■ WHAT IS REQUIRED: A single number is the answer: how many lines of the data hold "small"?

■ MATERIAL FOR THE TASK:
↓↓↓

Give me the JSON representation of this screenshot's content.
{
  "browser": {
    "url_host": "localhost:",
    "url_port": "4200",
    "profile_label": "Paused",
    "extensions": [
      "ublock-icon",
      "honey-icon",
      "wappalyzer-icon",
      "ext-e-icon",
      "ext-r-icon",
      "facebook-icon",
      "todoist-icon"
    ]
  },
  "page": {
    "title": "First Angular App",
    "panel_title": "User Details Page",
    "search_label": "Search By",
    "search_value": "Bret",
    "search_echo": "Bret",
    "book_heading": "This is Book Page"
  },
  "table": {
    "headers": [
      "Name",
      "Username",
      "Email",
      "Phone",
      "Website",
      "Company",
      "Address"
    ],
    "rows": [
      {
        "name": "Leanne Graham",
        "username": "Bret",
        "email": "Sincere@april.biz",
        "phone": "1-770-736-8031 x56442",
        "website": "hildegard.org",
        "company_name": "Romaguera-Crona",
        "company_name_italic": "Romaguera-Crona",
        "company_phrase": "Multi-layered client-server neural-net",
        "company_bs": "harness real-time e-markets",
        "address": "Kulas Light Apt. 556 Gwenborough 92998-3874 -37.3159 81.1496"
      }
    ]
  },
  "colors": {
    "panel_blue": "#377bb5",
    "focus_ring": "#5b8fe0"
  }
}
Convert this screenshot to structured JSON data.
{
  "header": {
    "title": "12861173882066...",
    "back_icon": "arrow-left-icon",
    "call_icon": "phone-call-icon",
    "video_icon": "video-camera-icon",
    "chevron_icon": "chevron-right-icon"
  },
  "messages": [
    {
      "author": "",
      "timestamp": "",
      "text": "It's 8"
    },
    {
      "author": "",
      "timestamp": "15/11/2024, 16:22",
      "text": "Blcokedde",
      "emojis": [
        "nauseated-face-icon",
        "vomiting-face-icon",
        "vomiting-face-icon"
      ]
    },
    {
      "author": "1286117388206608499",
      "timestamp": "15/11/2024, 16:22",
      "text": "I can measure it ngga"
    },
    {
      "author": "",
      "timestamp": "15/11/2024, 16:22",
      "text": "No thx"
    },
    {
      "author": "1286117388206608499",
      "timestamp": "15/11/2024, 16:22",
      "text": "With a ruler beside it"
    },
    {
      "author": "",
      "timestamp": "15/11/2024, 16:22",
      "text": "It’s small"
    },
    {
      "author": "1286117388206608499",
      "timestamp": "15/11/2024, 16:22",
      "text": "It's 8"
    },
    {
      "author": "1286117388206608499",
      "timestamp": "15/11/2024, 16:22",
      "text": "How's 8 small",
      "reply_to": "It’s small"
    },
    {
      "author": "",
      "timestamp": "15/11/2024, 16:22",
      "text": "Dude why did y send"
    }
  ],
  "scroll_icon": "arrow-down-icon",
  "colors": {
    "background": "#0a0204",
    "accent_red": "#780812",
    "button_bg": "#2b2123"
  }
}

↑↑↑

■ WRITTEN REPLY: 3